Then there are the Kafka-esque architectural floor-plans of imaginary institutions—prisons where the beds are set outside the cells, labyrinthine hospitals, vast stadiums, or tiny apartments, laid out like an airport runway—and the ever-present theatre plans, but with the seat numbers set outside the seat places. I must also mention the smoothly-painted airport luggage conveyor belts, always empty, with suggestive titles like Tragedy and Terminal—images of the facelessness of globalisation, as iconic as Ed Ruscha’s west coast gas stations from the 1970s.
Works like this are likely to be seen as a blueprint for the course that painting will take in the future—and for several reasons. It is not just that Kuitca boldly presents architectural plans as abstract art; nor that there is a fusion of large-scale drawing and painting; neither is it only because, like Andreas Gursky’s photographs, Kuitca’s paintings have a very contemporary sense of the scale of organised human activity.
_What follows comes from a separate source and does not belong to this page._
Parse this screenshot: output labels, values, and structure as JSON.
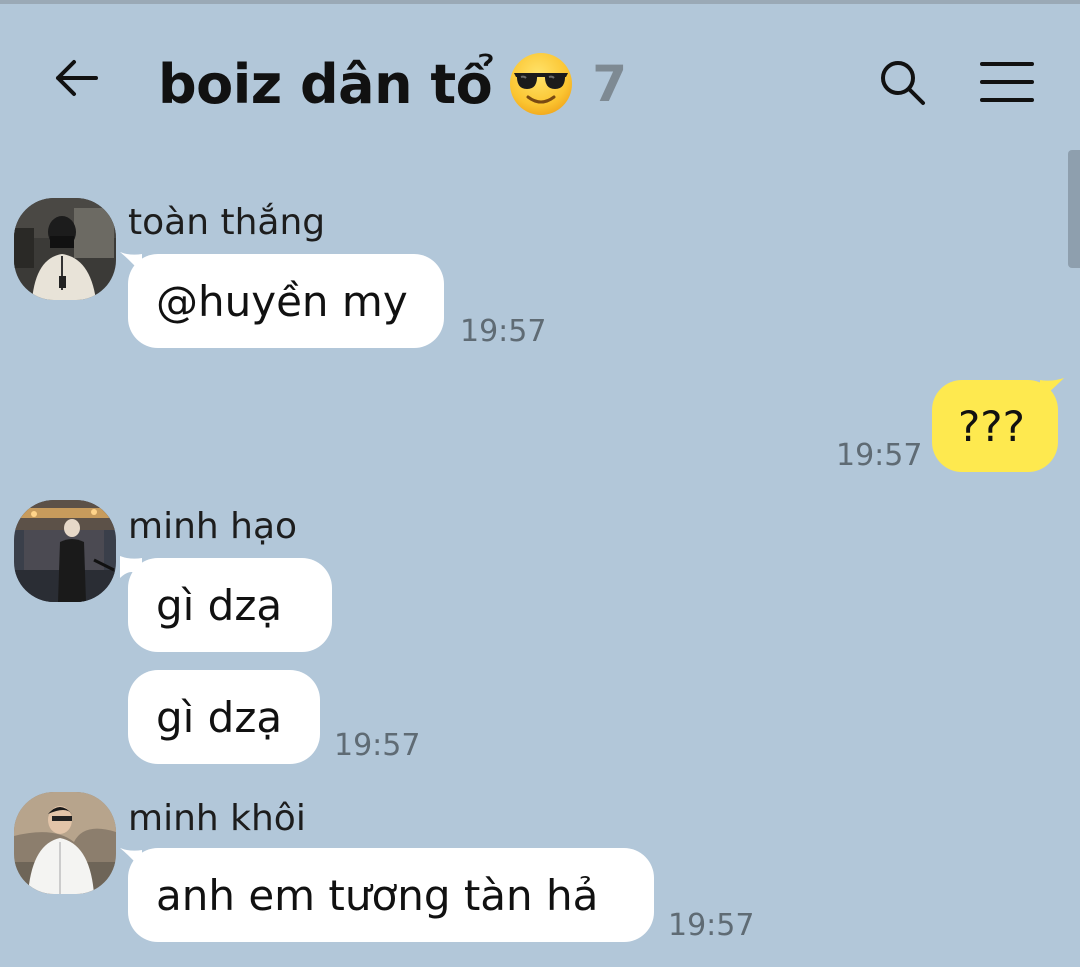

The key is that he brings together two opposing traditions, returning painting to something it used to do very well—symbolism and allegory—but with the motifs and lessons of conceptual art. What I mean by this, is that, like a good conceptual artist, he takes pre-existing scientific forms of visual representation—mostly diagrammatic—but he deals with them like a good old-fashioned painter, not just with his alluring palette and brushwork, but with the iconic messages the subjects communicate. The diagram becomes symbol. I think there’s far more of a future in this kind of strategy than in the calculatedly negative tactics of his 1990s contemporaries—the “bad painting” of Luc Tuymans or Albert Oehlen, or the seductive painting of documentary photographs pursued by Marlene Dumas.
Among Kuitca’s smartest works are a series of two-metre square panels in which he paints his own enlarged designs for the covers of recordings of Wagner’s ring cycle (The Ring, 2002-03). The album covers move through time—from the 1940s to 1990s—and geography—from postwar Europe to modern America—and modernist styles—from cubism to digital manipulation—and even conductors, from Wilhelm Furtwängler through Solti, Boulez and then James Levine. It’s a brilliantly conceived, cryptic postwar history lesson, worthy of Gerhard Richter. Smart curators at the Serpentine, Camden Arts Centre or Modern Art Oxford should be dialling America now, to ensure this exhibition comes to Britain.